:: Action item ::
Pull out every line of the listing below where "ramekins" appears.
[Start of section]
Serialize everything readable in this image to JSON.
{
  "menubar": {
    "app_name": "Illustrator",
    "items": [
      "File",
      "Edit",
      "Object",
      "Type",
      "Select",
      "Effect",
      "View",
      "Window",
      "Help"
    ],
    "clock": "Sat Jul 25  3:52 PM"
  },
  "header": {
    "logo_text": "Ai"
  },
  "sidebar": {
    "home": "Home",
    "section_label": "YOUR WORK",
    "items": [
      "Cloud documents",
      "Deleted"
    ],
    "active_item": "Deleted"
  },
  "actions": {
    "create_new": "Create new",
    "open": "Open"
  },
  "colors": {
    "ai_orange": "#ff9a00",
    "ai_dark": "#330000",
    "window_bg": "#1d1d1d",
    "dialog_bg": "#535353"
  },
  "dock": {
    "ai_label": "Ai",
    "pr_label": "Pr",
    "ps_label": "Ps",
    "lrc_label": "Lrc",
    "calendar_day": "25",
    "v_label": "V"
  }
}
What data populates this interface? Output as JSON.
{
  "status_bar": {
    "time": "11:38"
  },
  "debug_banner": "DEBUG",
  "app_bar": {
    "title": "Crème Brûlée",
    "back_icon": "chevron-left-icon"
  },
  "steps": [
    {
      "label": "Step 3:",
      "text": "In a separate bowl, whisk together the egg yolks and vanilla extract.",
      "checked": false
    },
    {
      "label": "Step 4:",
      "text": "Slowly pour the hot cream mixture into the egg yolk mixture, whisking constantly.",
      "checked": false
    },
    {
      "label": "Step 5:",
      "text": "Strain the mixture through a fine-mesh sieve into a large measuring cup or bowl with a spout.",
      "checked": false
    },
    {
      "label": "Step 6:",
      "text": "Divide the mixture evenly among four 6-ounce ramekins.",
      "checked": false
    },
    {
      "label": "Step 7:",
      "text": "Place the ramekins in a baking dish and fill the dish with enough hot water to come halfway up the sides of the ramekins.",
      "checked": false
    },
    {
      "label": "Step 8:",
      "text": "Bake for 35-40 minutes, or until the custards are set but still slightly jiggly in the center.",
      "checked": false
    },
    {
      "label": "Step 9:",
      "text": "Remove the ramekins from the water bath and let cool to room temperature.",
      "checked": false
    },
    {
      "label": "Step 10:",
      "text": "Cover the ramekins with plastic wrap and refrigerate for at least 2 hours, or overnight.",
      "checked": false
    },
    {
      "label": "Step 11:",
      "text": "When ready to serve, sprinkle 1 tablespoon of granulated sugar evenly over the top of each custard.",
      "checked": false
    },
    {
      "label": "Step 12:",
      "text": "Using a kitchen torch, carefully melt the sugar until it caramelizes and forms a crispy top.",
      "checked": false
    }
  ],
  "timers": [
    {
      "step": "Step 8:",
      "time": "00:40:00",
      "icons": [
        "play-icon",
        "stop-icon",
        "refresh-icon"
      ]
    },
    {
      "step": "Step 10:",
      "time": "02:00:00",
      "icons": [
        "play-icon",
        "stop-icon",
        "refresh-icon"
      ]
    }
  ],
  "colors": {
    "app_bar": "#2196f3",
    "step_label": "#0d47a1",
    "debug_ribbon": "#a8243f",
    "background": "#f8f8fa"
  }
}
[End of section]
:: Result of this task ::
      "text": "Divide the mixture evenly among four 6-ounce ramekins.",
      "text": "Place the ramekins in a baking dish and fill the dish with enough hot water to come halfway up the sides of the ramekins.",
      "text": "Remove the ramekins from the water bath and let cool to room temperature.",
      "text": "Cover the ramekins with plastic wrap and refrigerate for at least 2 hours, or overnight.",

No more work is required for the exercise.